- willfully or knowingly causing pain or distress to others.
- enjoying the pain or distress of others: the cruel spectators of the gladiatorial contests.
- causing or marked by great pain or distress: a cruel remark; a cruel affliction.
- rigid; stern; strict; unrelentingly severe.
Origin of cruel
Examples from the Web for crueler
Chronic starvation, overwork, disease, and freezing temperatures were as effective as the bullet, only slower and crueler.Norman Manea Survived the Nazis and the Communists and Lived to Write About It
April 8, 2014
As the women got bolder, the times—or at least the men trying to outdo the times—got crueler.The Mad Men Finishing School
August 11, 2009
Rome of Csar, Rome of Peter,which was crueler, which was worse?
There is no crueler thing than a city crowd, all eyes and morbid curiosity.The Escape of Mr. Trimm
Irvin S. Cobb
He did not blame her—the crueler thing would have been to have told the truth.The Woman Gives
"Put his dust in his pocket," cried one, crueler than the rest.It Is Never Too Late to Mend
I think the men of my day were crueler as men and warmer as lovers.The Heart's Country
Mary Heaton Vorse
- causing or inflicting pain without pitya cruel teacher
- causing pain or sufferinga cruel accident
Word Origin and History for crueler

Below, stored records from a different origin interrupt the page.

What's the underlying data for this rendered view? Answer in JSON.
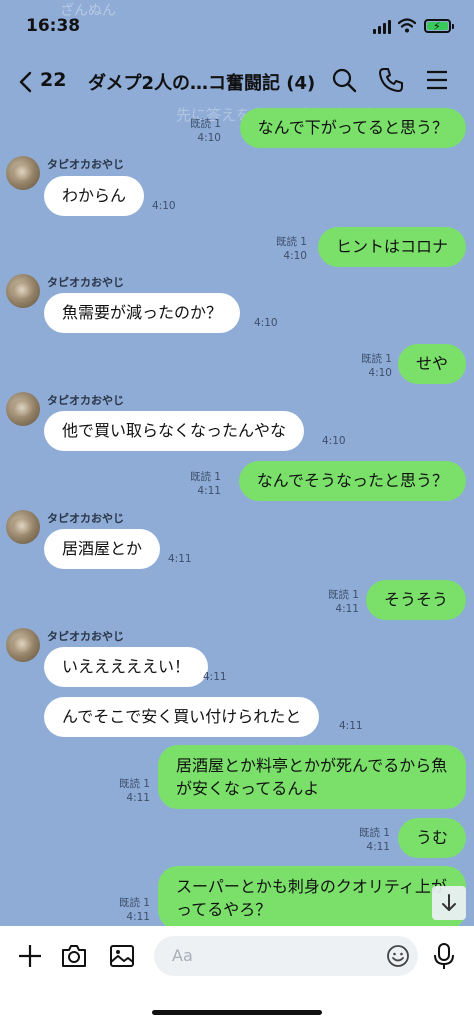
{
  "status_bar": {
    "time": "16:38"
  },
  "ghost": {
    "top": "ざんぬん",
    "notice": "先に答えを言うと感価が下がってる"
  },
  "header": {
    "back_count": "22",
    "title": "ダメプ2人の…コ奮闘記 (4)"
  },
  "icons": {
    "back": "chevron-left-icon",
    "search": "search-icon",
    "call": "phone-icon",
    "menu": "menu-icon",
    "plus": "plus-icon",
    "camera": "camera-icon",
    "image": "image-icon",
    "emoji": "emoji-icon",
    "mic": "microphone-icon",
    "scroll": "arrow-down-icon"
  },
  "messages": [
    {
      "side": "out",
      "text": "なんで下がってると思う？",
      "read": "既読 1",
      "time": "4:10"
    },
    {
      "side": "in",
      "sender": "タピオカおやじ",
      "text": "わからん",
      "time": "4:10"
    },
    {
      "side": "out",
      "text": "ヒントはコロナ",
      "read": "既読 1",
      "time": "4:10"
    },
    {
      "side": "in",
      "sender": "タピオカおやじ",
      "text": "魚需要が減ったのか？",
      "time": "4:10"
    },
    {
      "side": "out",
      "text": "せや",
      "read": "既読 1",
      "time": "4:10"
    },
    {
      "side": "in",
      "sender": "タピオカおやじ",
      "text": "他で買い取らなくなったんやな",
      "time": "4:10"
    },
    {
      "side": "out",
      "text": "なんでそうなったと思う？",
      "read": "既読 1",
      "time": "4:11"
    },
    {
      "side": "in",
      "sender": "タピオカおやじ",
      "text": "居酒屋とか",
      "time": "4:11"
    },
    {
      "side": "out",
      "text": "そうそう",
      "read": "既読 1",
      "time": "4:11"
    },
    {
      "side": "in",
      "sender": "タピオカおやじ",
      "text": "いえええええい！",
      "time": "4:11"
    },
    {
      "side": "in",
      "text": "んでそこで安く買い付けられたと",
      "time": "4:11"
    },
    {
      "side": "out",
      "text": "居酒屋とか料亭とかが死んでるから魚が安くなってるんよ",
      "read": "既読 1",
      "time": "4:11"
    },
    {
      "side": "out",
      "text": "うむ",
      "read": "既読 1",
      "time": "4:11"
    },
    {
      "side": "out",
      "text": "スーパーとかも刺身のクオリティ上がってるやろ？",
      "read": "既読 1",
      "time": "4:11"
    }
  ],
  "input": {
    "placeholder": "Aa"
  },
  "colors": {
    "background": "#8facd6",
    "out_bubble": "#7ae06a",
    "in_bubble": "#ffffff"
  }
}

early 13c., from Old French cruel (12c.), earlier crudel, from Latin crudelis "rude, unfeeling; cruel, hard-hearted," related to crudus "rough, raw, bloody" (see crude). Related: Cruelly.